Subject Occupation descriptions
Published 1938-1999
Media type Print, Online
ISBN 978-1563700002 (March 1999)

The Dictionary of Occupational Titles or D-O-T (DOT) refers to the defunct publication produced by the United States Department of Labor which matched job seekers to jobs from 1938 to the late 1990s. It was then rendered obsolete and replaced by a database which is largely informed by people who have direct experience working in each occupation, the Occupational Information Network or the O*NET.[1] The last government version was published in March 1999 as two volumes with additional information related to the O*NET database. ISBN 978-1563700002

Accessing the replacement database for the D-O-T[edit]

The entire O*NET database is available free of charge to the general public for job analysis and workforce planning via a searchable web-based application O*NET Online.[2] Businesses and programmers may choose to download the latest update of the entire O*NET database for their own use through O*NET Center.[3] The O*NET Database, and the official O*NET-related websites mentioned here, are updated and maintained regularly by the National Center for O*NET Development, sponsored by the US Department of Labor/Employment and Training Administration.[4]

History of the D-O-T[edit]

The Dictionary of Occupational Titles was first published in 1938 and "emerged in an industrial economy and emphasized blue-collar jobs. Updated periodically, the DOT provided useful occupational information for many years. But its usefulness waned as the economy shifted toward information and services and away from heavy industry."[1] During the 1990s, the hard-copy book format of the DOT was discarded and was replaced in 1998 by the online database known as Occupational Information Network (O*NET).[5] O*NET classifies jobs in job families (functional areas which may include workers in the same category from entry level to advanced, and across several sub-specialties), so there are only about 974 categories listed, instead of over 12,000 categories in the D-O-T.[6]

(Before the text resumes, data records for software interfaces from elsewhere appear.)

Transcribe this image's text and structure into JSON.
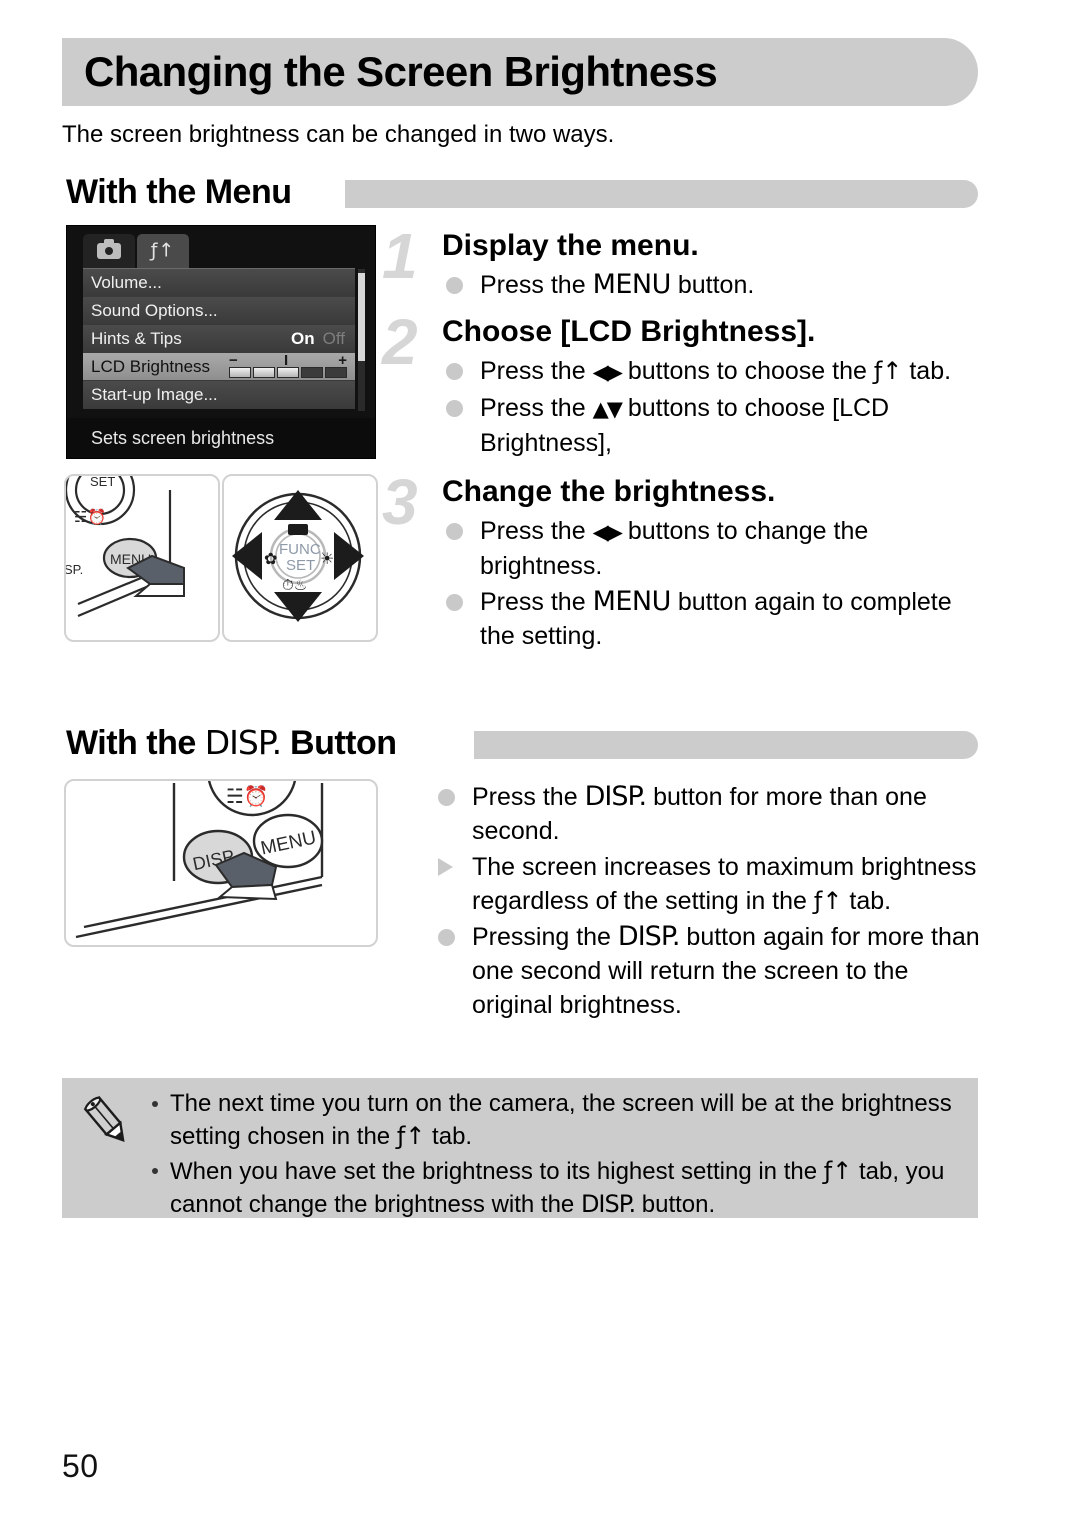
{
  "page": {
    "number": "50",
    "title": "Changing the Screen Brightness",
    "intro": "The screen brightness can be changed in two ways."
  },
  "sections": [
    {
      "id": "menu",
      "heading": "With the Menu"
    },
    {
      "id": "disp",
      "heading_prefix": "With the ",
      "heading_glyph": "DISP.",
      "heading_suffix": " Button"
    }
  ],
  "lcd_screen": {
    "tabs": [
      {
        "icon": "camera-icon",
        "active": false
      },
      {
        "icon": "tools-icon",
        "glyph": "ƒ↑",
        "active": true
      }
    ],
    "rows": [
      {
        "label": "Volume...",
        "value": "",
        "selected": false
      },
      {
        "label": "Sound Options...",
        "value": "",
        "selected": false
      },
      {
        "label": "Hints & Tips",
        "value_on": "On",
        "value_off": "Off",
        "selected": false
      },
      {
        "label": "LCD Brightness",
        "slider": true,
        "selected": true
      },
      {
        "label": "Start-up Image...",
        "value": "",
        "selected": false
      }
    ],
    "slider": {
      "minus_label": "−",
      "mid_label": "I",
      "plus_label": "+",
      "segments_total": 5,
      "segments_filled": 3
    },
    "hint": "Sets screen brightness"
  },
  "photos": [
    {
      "name": "menu-button-photo",
      "labels": [
        "SET",
        "MENU",
        "SP."
      ]
    },
    {
      "name": "direction-pad-photo",
      "labels": [
        "FUNC.",
        "SET"
      ]
    },
    {
      "name": "disp-button-photo",
      "labels": [
        "DISP.",
        "MENU"
      ]
    }
  ],
  "steps": [
    {
      "number": "1",
      "title": "Display the menu.",
      "lines": [
        {
          "marker": "bullet",
          "pre": "Press the ",
          "key": "MENU",
          "key_style": "menu",
          "post": " button."
        }
      ]
    },
    {
      "number": "2",
      "title": "Choose [LCD Brightness].",
      "lines": [
        {
          "marker": "bullet",
          "pre": "Press the ",
          "key": "◀▶",
          "key_style": "arrow",
          "post": " buttons to choose the ",
          "key2": "ƒ↑",
          "key2_style": "tool",
          "post2": " tab."
        },
        {
          "marker": "bullet",
          "pre": "Press the ",
          "key": "▲▼",
          "key_style": "arrow",
          "post": " buttons to choose [LCD Brightness],"
        }
      ]
    },
    {
      "number": "3",
      "title": "Change the brightness.",
      "lines": [
        {
          "marker": "bullet",
          "pre": "Press the ",
          "key": "◀▶",
          "key_style": "arrow",
          "post": " buttons to change the brightness."
        },
        {
          "marker": "bullet",
          "pre": "Press the ",
          "key": "MENU",
          "key_style": "menu",
          "post": " button again to complete the setting."
        }
      ]
    }
  ],
  "disp_section_lines": [
    {
      "marker": "bullet",
      "pre": "Press the ",
      "key": "DISP.",
      "key_style": "disp",
      "post": " button for more than one second."
    },
    {
      "marker": "triangle",
      "pre": "The screen increases to maximum brightness regardless of the setting in the ",
      "key": "ƒ↑",
      "key_style": "tool",
      "post": " tab."
    },
    {
      "marker": "bullet",
      "pre": "Pressing the ",
      "key": "DISP.",
      "key_style": "disp",
      "post": " button again for more than one second will return the screen to the original brightness."
    }
  ],
  "note": {
    "icon": "pencil-icon",
    "items": [
      {
        "pre": "The next time you turn on the camera, the screen will be at the brightness setting chosen in the ",
        "key": "ƒ↑",
        "key_style": "tool",
        "post": " tab."
      },
      {
        "pre": "When you have set the brightness to its highest setting in the ",
        "key": "ƒ↑",
        "key_style": "tool",
        "post": " tab, you cannot change the brightness with the ",
        "key2": "DISP.",
        "key2_style": "disp",
        "post2": " button."
      }
    ]
  },
  "colors": {
    "bar_gray": "#cccccc",
    "step_number_gray": "#d6d6d6",
    "bullet_gray": "#c9c9c9",
    "lcd_dark": "#111111"
  }
}
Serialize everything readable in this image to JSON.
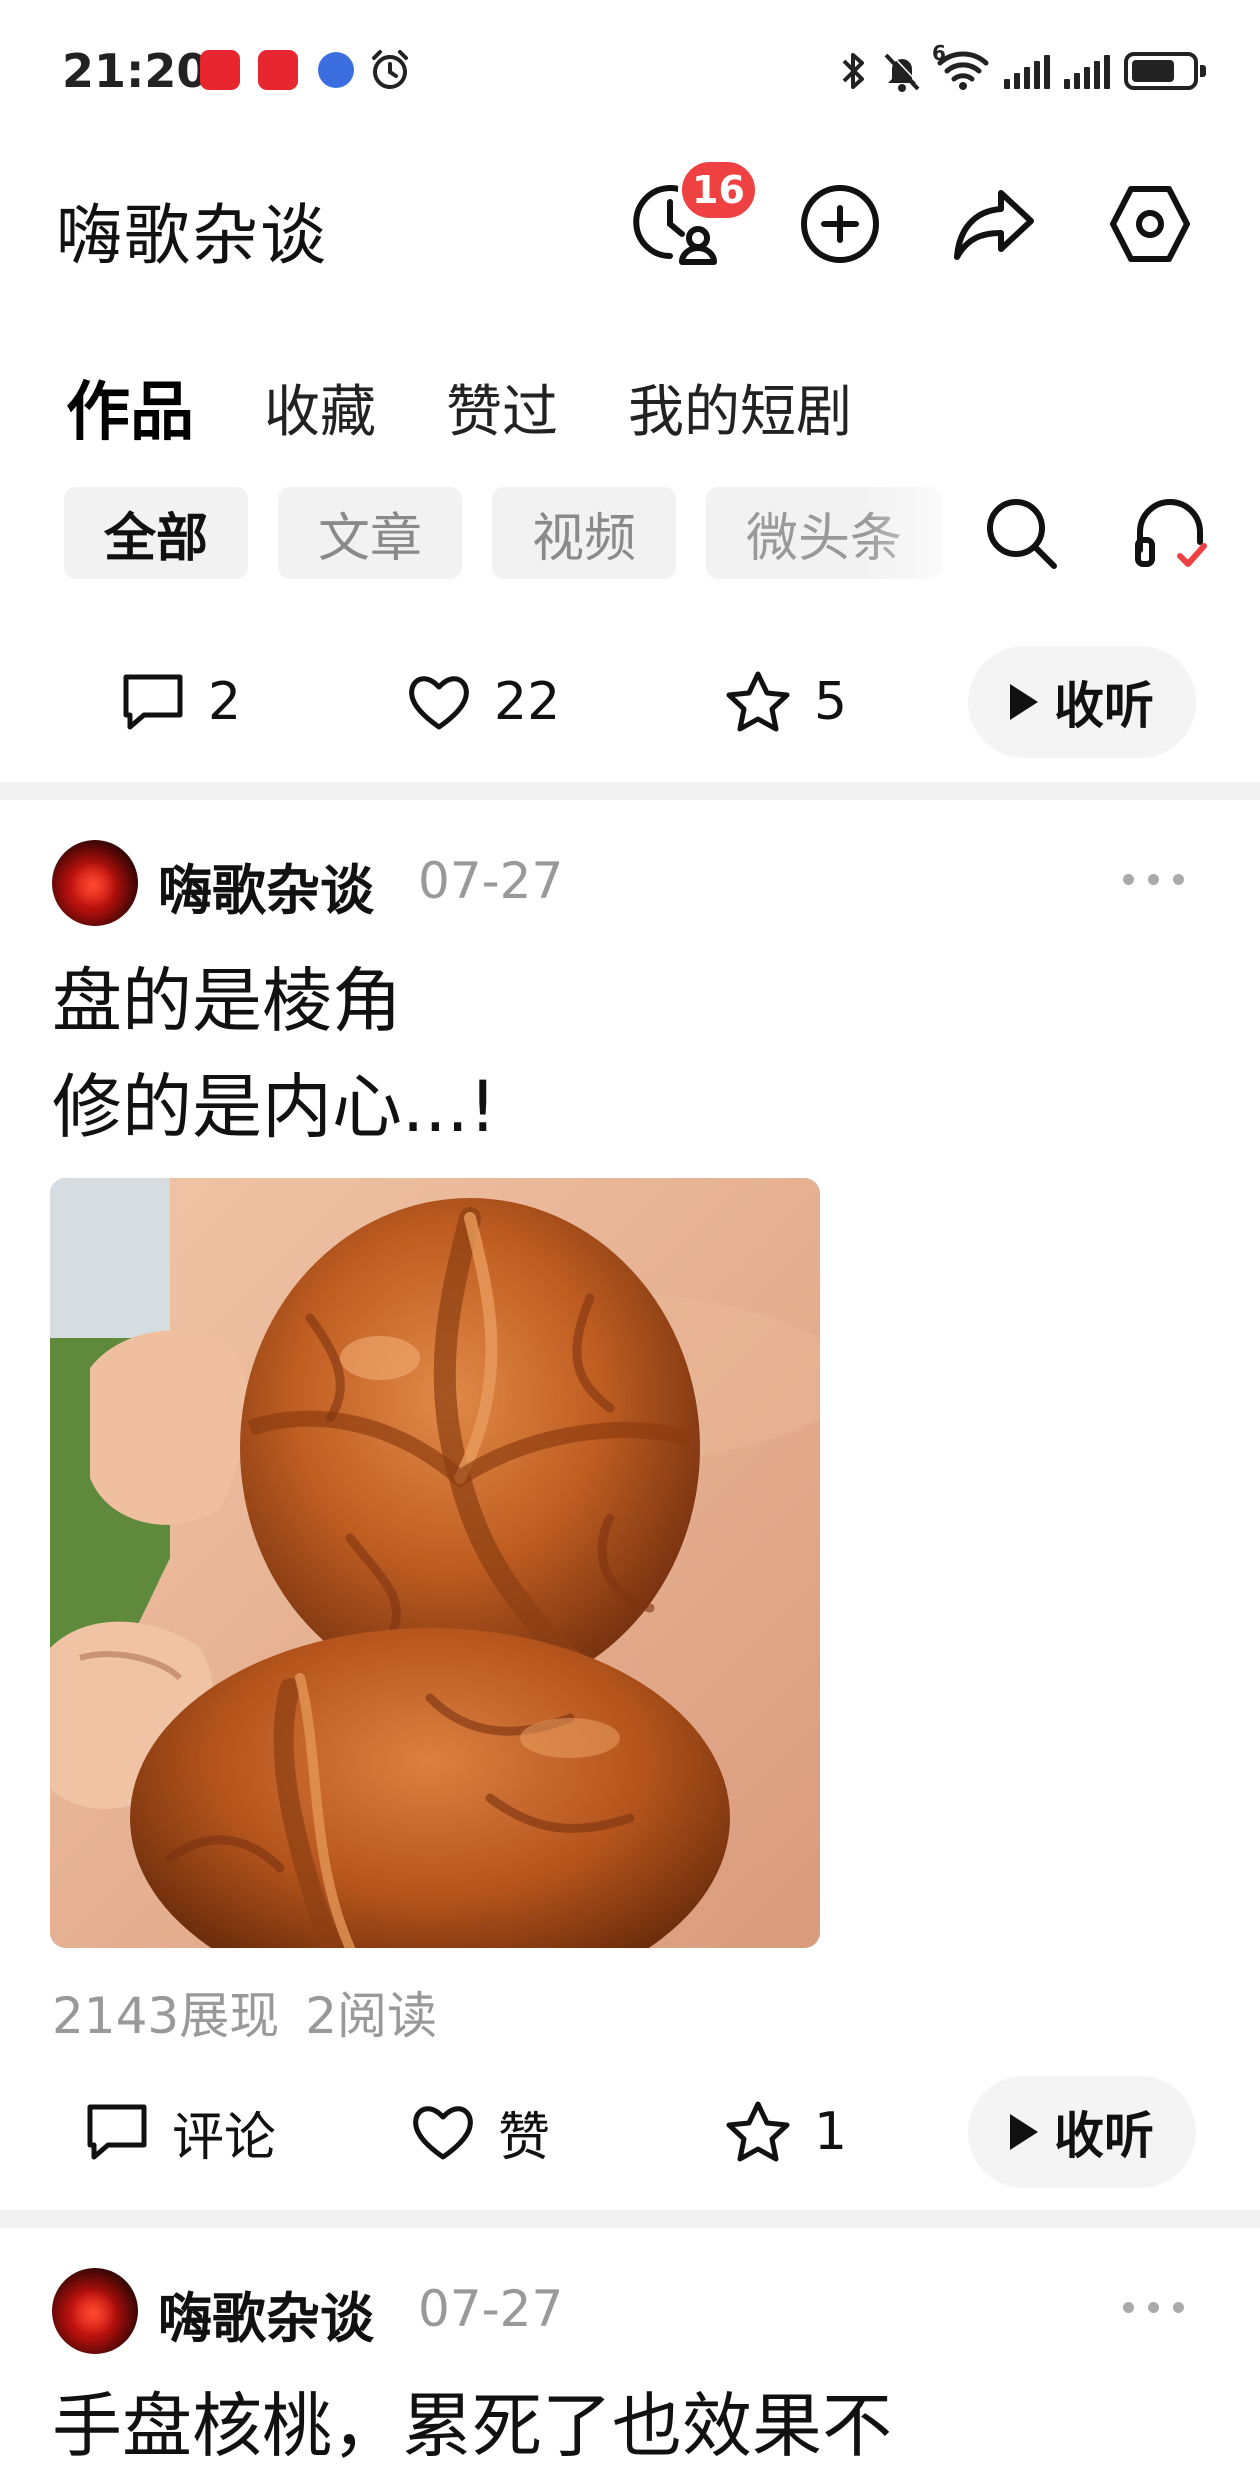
{
  "status_bar": {
    "time": "21:20",
    "network_label": "6"
  },
  "header": {
    "title": "嗨歌杂谈",
    "history_badge": "16",
    "icons": [
      "history-user-icon",
      "add-icon",
      "share-icon",
      "settings-icon"
    ]
  },
  "main_tabs": [
    {
      "label": "作品",
      "active": true
    },
    {
      "label": "收藏",
      "active": false
    },
    {
      "label": "赞过",
      "active": false
    },
    {
      "label": "我的短剧",
      "active": false
    }
  ],
  "filter_chips": [
    {
      "label": "全部",
      "active": true
    },
    {
      "label": "文章",
      "active": false
    },
    {
      "label": "视频",
      "active": false
    },
    {
      "label": "微头条",
      "active": false
    }
  ],
  "prev_post_actions": {
    "comments": "2",
    "likes": "22",
    "favorites": "5",
    "listen": "收听"
  },
  "post1": {
    "author": "嗨歌杂谈",
    "date": "07-27",
    "text": "盘的是棱角\n修的是内心...!",
    "views": "2143展现",
    "reads": "2阅读",
    "comment_label": "评论",
    "like_label": "赞",
    "favorites": "1",
    "listen": "收听"
  },
  "post2": {
    "author": "嗨歌杂谈",
    "date": "07-27",
    "text_partial": "手盘核桃，累死了也效果不"
  },
  "colors": {
    "badge": "#f04142",
    "chip_bg": "#f2f2f2",
    "muted_text": "#999999",
    "check_accent": "#f04142"
  }
}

Other uses[edit]

Although the DOT was deemed obsolete and then abandoned by the Employment Service and the Department of Labor, the data from the 1991 revised fourth edition of the Dictionary of Occupational Titles is used extensively at the Social Security Administration in litigation related to applications for Social Security disability benefits and Supplemental Security Income (SSI) for adult claimants. The DOT is still used extensively for performing Transferable Skills Analysis with SSA claimants. Vocational Evaluators also use DOT data when working with injured workers who seek insurance settlements and/or vocational rehabilitation services. It is also relied upon in immigration adjudication within the United States. On December 9, 2008, the Social Security Administration announced the formation of an Occupational Information Development Advisory Panel under the provisions of the Federal Advisory Committee Act (FACA). The Social Security Administration explained: "Panel members will analyze the occupational information used by SSA in our disability programs and provide expert guidance as we develop an occupational information system (OIS) tailored for these programs. We plan to design the OIS to improve our disability policies and processes and to ensure up-to-date vocational evidence in our disability programs. We will select Panel members based primarily on their occupational expertise. This Panel will provide guidance on our plans and actions to replace the Dictionary of Occupational Titles and its companion volume, The Selected Characteristics of Occupations."[7]

See also[edit]

Further reading[edit]


External links[edit]